Zara Sochiye: Utho beta

This was probably the most effective and goose bump inducing ad of the year. The slightly twisted childrens poem ‘Utho beta’ and targeting the elders instead of kids was an eye-opener. The creative head behind this TVC certainly had his Eureka moment and most importantly at right time when the whole nation has become sensitive about education and children.

‘Zara Sochiye campaign has been the most talked about campaign in advertising circles. Its only shortcoming is that it is associated with a certain channel and isn’t seen often.


Agency: BBDO

Tagline: Work that works for all

The communication might be old (released in 2013) but it is gold (sound cheesy but it’s the truth). And it may not be the best there is but the initiative and the voice over certainly is. Providing a good night’s sleep to labourers who ensure we live peacefully in well-constructed homes do need a peaceful night themselves especially when they are away from their families.

The communication was nicely done in a documentary style. I just hope it would have had better reach with more television spots. Right now it seems to be revolving on social media only.

Read: BBDO and Moltyfoam win hearts with their campaign

It is disappointing that only one telco TVC made it to the list whereas they form the largest chunk of advertising slots for past five years. Ufone ads have lost their wit.

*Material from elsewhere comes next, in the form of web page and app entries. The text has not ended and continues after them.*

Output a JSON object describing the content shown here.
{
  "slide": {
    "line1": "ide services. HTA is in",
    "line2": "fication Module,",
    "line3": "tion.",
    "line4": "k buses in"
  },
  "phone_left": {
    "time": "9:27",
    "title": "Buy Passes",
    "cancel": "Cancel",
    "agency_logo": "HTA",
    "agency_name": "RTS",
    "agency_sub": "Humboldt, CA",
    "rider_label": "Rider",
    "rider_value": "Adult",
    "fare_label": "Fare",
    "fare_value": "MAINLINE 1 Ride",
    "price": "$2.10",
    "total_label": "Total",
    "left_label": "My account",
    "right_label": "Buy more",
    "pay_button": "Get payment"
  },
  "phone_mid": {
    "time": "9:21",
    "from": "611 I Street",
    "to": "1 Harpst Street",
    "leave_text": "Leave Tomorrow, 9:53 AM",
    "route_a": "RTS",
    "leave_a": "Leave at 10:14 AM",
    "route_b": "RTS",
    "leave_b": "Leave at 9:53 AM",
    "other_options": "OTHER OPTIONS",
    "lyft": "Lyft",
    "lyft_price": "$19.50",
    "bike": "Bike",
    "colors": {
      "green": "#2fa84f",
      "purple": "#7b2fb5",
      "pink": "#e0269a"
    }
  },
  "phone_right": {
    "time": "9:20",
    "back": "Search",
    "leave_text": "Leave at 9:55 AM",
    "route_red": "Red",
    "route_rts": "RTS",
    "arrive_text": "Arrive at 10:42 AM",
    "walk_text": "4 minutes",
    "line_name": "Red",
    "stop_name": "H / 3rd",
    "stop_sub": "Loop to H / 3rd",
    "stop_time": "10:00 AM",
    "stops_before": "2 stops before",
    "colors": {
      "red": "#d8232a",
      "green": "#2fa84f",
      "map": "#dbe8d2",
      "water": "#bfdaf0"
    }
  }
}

Mobilink tried to follow Ufone but lost the plot completely and copied the entire concept of India’s

Warid, Zong and Telenor (and so are Mobilink and Ufone) are producing ads left, right and centre; one for 3G, one for their easy paisa lookalike, one for their sub brand targeted to youth (Djuice and Zong Circle), one for the main brand and of course the mandatory corporate TVC for building brand equity.